» HOW TO COMPLETE THIS TASK: Filter the records below, keeping only lines with the string "Detection".
<<<<
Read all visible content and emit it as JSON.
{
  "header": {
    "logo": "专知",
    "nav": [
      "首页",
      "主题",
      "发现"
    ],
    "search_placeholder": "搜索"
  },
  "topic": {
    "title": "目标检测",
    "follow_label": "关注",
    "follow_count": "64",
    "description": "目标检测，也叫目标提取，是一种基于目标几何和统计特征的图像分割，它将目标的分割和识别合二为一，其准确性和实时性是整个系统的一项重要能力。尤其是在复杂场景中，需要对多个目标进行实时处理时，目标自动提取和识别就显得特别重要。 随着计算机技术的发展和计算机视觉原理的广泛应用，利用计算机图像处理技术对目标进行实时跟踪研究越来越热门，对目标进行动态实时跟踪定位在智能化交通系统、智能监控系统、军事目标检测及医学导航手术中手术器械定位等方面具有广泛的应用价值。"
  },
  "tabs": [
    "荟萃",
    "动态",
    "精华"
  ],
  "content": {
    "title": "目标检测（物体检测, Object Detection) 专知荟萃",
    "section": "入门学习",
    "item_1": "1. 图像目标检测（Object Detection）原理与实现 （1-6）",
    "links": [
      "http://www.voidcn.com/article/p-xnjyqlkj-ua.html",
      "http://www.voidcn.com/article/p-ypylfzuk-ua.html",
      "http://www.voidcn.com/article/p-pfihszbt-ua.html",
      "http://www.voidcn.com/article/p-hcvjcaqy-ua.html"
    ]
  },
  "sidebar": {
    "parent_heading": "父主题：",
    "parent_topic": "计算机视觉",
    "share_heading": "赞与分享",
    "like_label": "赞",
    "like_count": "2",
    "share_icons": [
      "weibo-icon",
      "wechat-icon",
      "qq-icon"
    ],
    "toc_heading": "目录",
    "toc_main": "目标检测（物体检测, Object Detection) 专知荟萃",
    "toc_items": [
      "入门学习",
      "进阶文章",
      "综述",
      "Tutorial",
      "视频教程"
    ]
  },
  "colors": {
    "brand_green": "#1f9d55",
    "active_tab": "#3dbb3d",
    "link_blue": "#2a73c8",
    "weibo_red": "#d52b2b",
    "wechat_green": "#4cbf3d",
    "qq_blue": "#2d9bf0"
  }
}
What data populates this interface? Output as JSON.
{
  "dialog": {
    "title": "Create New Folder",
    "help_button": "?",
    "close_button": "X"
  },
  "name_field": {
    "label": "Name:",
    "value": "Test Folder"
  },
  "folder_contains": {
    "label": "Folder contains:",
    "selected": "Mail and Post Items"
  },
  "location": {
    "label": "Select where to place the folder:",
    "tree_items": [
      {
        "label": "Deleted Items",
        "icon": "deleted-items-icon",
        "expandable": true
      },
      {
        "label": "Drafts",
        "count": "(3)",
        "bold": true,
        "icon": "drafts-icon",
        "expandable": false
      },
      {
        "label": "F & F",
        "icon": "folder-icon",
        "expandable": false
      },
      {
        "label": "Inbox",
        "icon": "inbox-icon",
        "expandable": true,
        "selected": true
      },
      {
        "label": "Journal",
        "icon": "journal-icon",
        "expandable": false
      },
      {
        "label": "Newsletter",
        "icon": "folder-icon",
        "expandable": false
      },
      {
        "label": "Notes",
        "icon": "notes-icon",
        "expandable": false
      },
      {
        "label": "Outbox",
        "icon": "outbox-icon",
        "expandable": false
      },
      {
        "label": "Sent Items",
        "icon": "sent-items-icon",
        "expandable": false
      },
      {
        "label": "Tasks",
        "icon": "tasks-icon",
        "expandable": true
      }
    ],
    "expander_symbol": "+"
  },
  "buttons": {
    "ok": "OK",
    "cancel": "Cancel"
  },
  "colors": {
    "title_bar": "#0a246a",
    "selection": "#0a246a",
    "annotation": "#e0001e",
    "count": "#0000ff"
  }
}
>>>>
» TASK SOLUTION:
    "title": "目标检测（物体检测, Object Detection) 专知荟萃",
    "item_1": "1. 图像目标检测（Object Detection）原理与实现 （1-6）",
    "toc_main": "目标检测（物体检测, Object Detection) 专知荟萃",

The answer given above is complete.